AIM OF THE EXERCISE: Exact copy, no pictures: reproduce every record below as it stands.

EXERCISE DATA Block Start

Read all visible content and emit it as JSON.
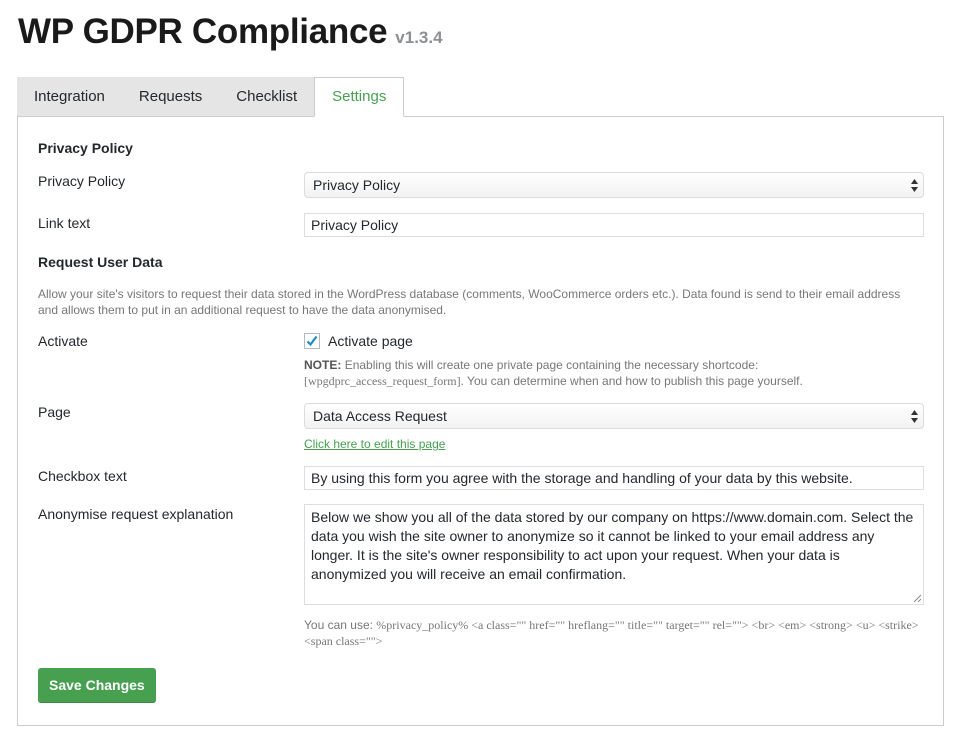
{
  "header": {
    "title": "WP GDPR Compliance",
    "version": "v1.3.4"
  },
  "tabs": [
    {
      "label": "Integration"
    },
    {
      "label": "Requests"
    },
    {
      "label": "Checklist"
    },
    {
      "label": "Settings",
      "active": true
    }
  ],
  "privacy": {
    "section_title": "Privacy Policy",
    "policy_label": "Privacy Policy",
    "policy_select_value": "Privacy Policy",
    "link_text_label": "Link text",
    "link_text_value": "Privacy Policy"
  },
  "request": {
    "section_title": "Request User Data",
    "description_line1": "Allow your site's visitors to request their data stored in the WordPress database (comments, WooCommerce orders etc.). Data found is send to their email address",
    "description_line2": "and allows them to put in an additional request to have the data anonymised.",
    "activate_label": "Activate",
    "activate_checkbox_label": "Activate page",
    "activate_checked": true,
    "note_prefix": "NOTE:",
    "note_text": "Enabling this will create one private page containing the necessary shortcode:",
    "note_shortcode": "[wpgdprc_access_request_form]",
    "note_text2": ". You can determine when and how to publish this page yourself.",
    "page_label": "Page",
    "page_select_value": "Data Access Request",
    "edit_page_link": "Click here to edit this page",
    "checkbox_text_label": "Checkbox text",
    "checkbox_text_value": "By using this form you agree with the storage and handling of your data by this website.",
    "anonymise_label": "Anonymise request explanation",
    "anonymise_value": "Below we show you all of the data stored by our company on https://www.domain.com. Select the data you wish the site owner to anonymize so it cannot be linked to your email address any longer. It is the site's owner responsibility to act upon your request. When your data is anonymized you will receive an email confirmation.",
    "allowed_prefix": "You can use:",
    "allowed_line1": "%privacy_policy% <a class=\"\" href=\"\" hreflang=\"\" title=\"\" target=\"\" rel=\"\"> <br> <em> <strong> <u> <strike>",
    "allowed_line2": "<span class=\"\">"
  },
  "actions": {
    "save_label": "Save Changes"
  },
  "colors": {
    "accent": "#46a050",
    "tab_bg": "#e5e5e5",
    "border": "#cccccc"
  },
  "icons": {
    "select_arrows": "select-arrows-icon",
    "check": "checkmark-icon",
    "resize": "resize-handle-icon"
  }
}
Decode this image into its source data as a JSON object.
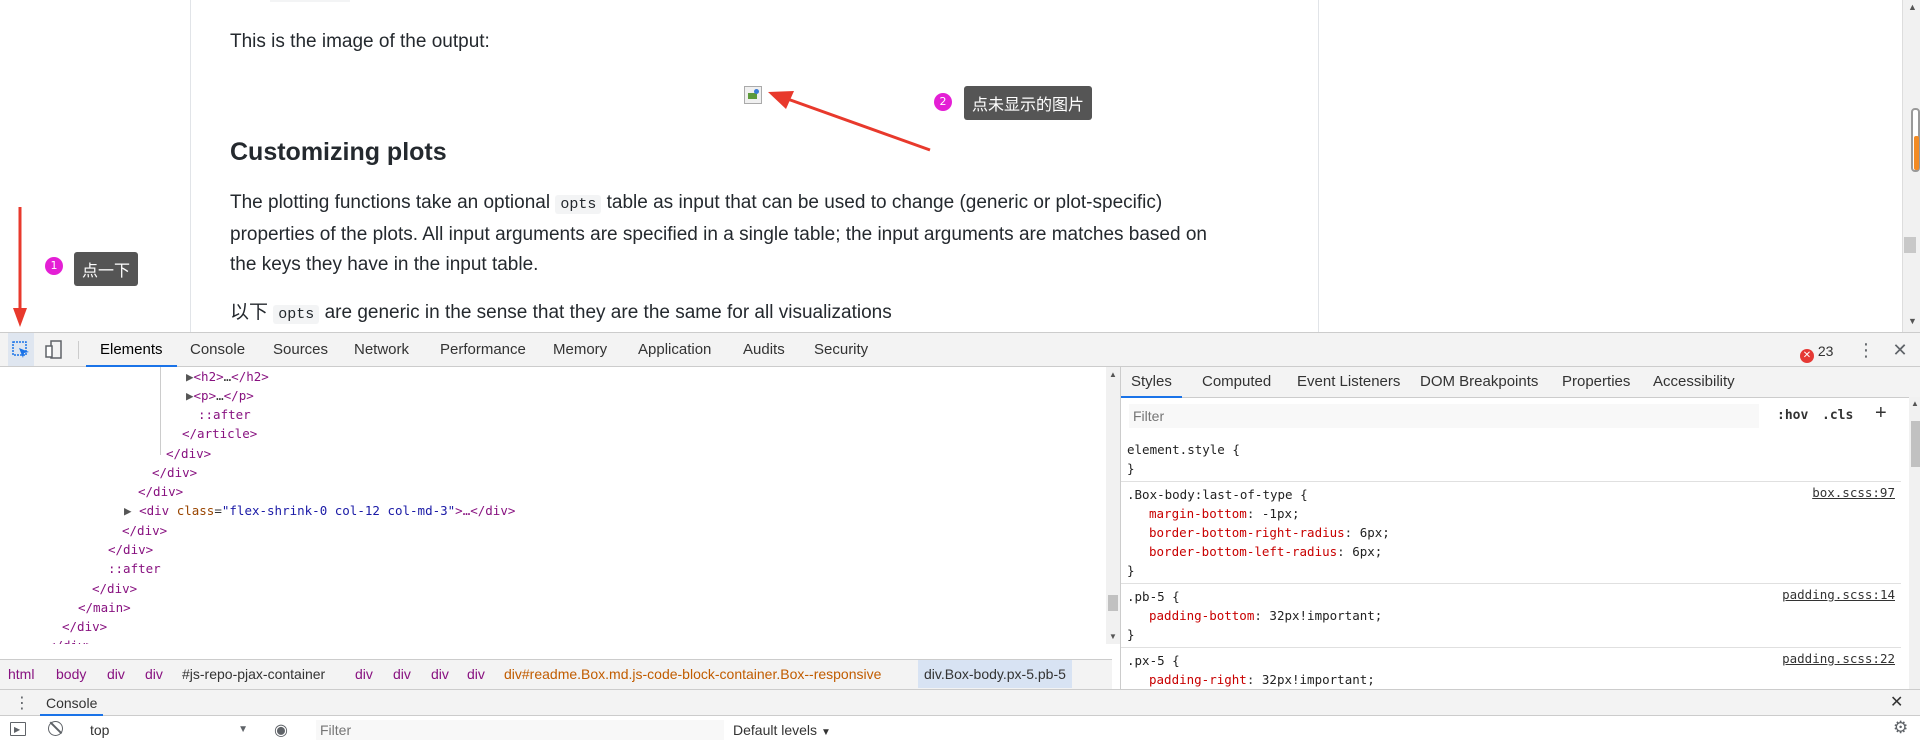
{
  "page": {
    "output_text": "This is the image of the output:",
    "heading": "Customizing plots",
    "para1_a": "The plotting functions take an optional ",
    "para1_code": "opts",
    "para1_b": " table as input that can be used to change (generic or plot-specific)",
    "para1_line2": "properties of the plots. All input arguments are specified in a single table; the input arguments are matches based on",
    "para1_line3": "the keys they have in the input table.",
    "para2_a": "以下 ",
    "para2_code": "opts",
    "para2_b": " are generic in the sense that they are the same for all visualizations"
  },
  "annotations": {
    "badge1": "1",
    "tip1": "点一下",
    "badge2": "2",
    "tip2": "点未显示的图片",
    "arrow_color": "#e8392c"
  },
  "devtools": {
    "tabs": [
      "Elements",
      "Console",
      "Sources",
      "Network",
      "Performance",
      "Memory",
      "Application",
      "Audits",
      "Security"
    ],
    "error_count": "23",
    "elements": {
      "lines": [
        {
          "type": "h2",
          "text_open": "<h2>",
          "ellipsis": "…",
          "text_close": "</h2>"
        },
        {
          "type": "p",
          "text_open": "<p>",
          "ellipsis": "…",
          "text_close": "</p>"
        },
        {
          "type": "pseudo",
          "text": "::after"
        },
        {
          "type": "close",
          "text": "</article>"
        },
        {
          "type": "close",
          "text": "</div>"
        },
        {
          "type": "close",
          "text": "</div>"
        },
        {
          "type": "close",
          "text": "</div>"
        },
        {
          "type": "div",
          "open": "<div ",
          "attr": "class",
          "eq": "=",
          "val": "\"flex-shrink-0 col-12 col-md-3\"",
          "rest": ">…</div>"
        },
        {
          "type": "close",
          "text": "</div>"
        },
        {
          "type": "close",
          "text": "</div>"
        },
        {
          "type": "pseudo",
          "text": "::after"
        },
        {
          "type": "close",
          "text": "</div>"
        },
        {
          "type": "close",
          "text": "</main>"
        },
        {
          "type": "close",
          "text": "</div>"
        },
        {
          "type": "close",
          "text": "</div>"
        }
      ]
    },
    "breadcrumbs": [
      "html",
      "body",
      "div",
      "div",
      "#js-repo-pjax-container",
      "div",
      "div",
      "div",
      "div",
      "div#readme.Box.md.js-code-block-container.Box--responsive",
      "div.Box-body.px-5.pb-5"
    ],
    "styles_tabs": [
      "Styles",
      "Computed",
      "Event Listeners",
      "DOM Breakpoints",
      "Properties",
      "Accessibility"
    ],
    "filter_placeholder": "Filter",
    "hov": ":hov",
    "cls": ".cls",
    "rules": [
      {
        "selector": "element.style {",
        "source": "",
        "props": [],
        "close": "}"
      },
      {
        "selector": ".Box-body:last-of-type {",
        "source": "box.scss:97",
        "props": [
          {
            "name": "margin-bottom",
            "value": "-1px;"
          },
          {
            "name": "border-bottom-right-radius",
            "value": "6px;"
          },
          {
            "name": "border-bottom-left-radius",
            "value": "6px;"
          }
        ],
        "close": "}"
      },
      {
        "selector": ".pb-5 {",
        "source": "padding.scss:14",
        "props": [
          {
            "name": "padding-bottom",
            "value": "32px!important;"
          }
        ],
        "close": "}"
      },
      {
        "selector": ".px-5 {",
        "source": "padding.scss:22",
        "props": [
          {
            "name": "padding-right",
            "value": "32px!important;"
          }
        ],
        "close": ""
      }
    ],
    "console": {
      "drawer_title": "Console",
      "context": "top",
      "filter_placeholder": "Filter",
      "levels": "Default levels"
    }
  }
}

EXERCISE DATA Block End

REPLY TO THE TASK:
Read all visible content and emit it as JSON.
{
  "header": {
    "title": "WP GDPR Compliance",
    "version": "v1.3.4"
  },
  "tabs": [
    {
      "label": "Integration"
    },
    {
      "label": "Requests"
    },
    {
      "label": "Checklist"
    },
    {
      "label": "Settings",
      "active": true
    }
  ],
  "privacy": {
    "section_title": "Privacy Policy",
    "policy_label": "Privacy Policy",
    "policy_select_value": "Privacy Policy",
    "link_text_label": "Link text",
    "link_text_value": "Privacy Policy"
  },
  "request": {
    "section_title": "Request User Data",
    "description_line1": "Allow your site's visitors to request their data stored in the WordPress database (comments, WooCommerce orders etc.). Data found is send to their email address",
    "description_line2": "and allows them to put in an additional request to have the data anonymised.",
    "activate_label": "Activate",
    "activate_checkbox_label": "Activate page",
    "activate_checked": true,
    "note_prefix": "NOTE:",
    "note_text": "Enabling this will create one private page containing the necessary shortcode:",
    "note_shortcode": "[wpgdprc_access_request_form]",
    "note_text2": ". You can determine when and how to publish this page yourself.",
    "page_label": "Page",
    "page_select_value": "Data Access Request",
    "edit_page_link": "Click here to edit this page",
    "checkbox_text_label": "Checkbox text",
    "checkbox_text_value": "By using this form you agree with the storage and handling of your data by this website.",
    "anonymise_label": "Anonymise request explanation",
    "anonymise_value": "Below we show you all of the data stored by our company on https://www.domain.com. Select the data you wish the site owner to anonymize so it cannot be linked to your email address any longer. It is the site's owner responsibility to act upon your request. When your data is anonymized you will receive an email confirmation.",
    "allowed_prefix": "You can use:",
    "allowed_line1": "%privacy_policy% <a class=\"\" href=\"\" hreflang=\"\" title=\"\" target=\"\" rel=\"\"> <br> <em> <strong> <u> <strike>",
    "allowed_line2": "<span class=\"\">"
  },
  "actions": {
    "save_label": "Save Changes"
  },
  "colors": {
    "accent": "#46a050",
    "tab_bg": "#e5e5e5",
    "border": "#cccccc"
  },
  "icons": {
    "select_arrows": "select-arrows-icon",
    "check": "checkmark-icon",
    "resize": "resize-handle-icon"
  }
}
Decode this image into its source data as a JSON object.
{
  "page": {
    "output_text": "This is the image of the output:",
    "heading": "Customizing plots",
    "para1_a": "The plotting functions take an optional ",
    "para1_code": "opts",
    "para1_b": " table as input that can be used to change (generic or plot-specific)",
    "para1_line2": "properties of the plots. All input arguments are specified in a single table; the input arguments are matches based on",
    "para1_line3": "the keys they have in the input table.",
    "para2_a": "以下 ",
    "para2_code": "opts",
    "para2_b": " are generic in the sense that they are the same for all visualizations"
  },
  "annotations": {
    "badge1": "1",
    "tip1": "点一下",
    "badge2": "2",
    "tip2": "点未显示的图片",
    "arrow_color": "#e8392c"
  },
  "devtools": {
    "tabs": [
      "Elements",
      "Console",
      "Sources",
      "Network",
      "Performance",
      "Memory",
      "Application",
      "Audits",
      "Security"
    ],
    "error_count": "23",
    "elements": {
      "lines": [
        {
          "type": "h2",
          "text_open": "<h2>",
          "ellipsis": "…",
          "text_close": "</h2>"
        },
        {
          "type": "p",
          "text_open": "<p>",
          "ellipsis": "…",
          "text_close": "</p>"
        },
        {
          "type": "pseudo",
          "text": "::after"
        },
        {
          "type": "close",
          "text": "</article>"
        },
        {
          "type": "close",
          "text": "</div>"
        },
        {
          "type": "close",
          "text": "</div>"
        },
        {
          "type": "close",
          "text": "</div>"
        },
        {
          "type": "div",
          "open": "<div ",
          "attr": "class",
          "eq": "=",
          "val": "\"flex-shrink-0 col-12 col-md-3\"",
          "rest": ">…</div>"
        },
        {
          "type": "close",
          "text": "</div>"
        },
        {
          "type": "close",
          "text": "</div>"
        },
        {
          "type": "pseudo",
          "text": "::after"
        },
        {
          "type": "close",
          "text": "</div>"
        },
        {
          "type": "close",
          "text": "</main>"
        },
        {
          "type": "close",
          "text": "</div>"
        },
        {
          "type": "close",
          "text": "</div>"
        }
      ]
    },
    "breadcrumbs": [
      "html",
      "body",
      "div",
      "div",
      "#js-repo-pjax-container",
      "div",
      "div",
      "div",
      "div",
      "div#readme.Box.md.js-code-block-container.Box--responsive",
      "div.Box-body.px-5.pb-5"
    ],
    "styles_tabs": [
      "Styles",
      "Computed",
      "Event Listeners",
      "DOM Breakpoints",
      "Properties",
      "Accessibility"
    ],
    "filter_placeholder": "Filter",
    "hov": ":hov",
    "cls": ".cls",
    "rules": [
      {
        "selector": "element.style {",
        "source": "",
        "props": [],
        "close": "}"
      },
      {
        "selector": ".Box-body:last-of-type {",
        "source": "box.scss:97",
        "props": [
          {
            "name": "margin-bottom",
            "value": "-1px;"
          },
          {
            "name": "border-bottom-right-radius",
            "value": "6px;"
          },
          {
            "name": "border-bottom-left-radius",
            "value": "6px;"
          }
        ],
        "close": "}"
      },
      {
        "selector": ".pb-5 {",
        "source": "padding.scss:14",
        "props": [
          {
            "name": "padding-bottom",
            "value": "32px!important;"
          }
        ],
        "close": "}"
      },
      {
        "selector": ".px-5 {",
        "source": "padding.scss:22",
        "props": [
          {
            "name": "padding-right",
            "value": "32px!important;"
          }
        ],
        "close": ""
      }
    ],
    "console": {
      "drawer_title": "Console",
      "context": "top",
      "filter_placeholder": "Filter",
      "levels": "Default levels"
    }
  }
}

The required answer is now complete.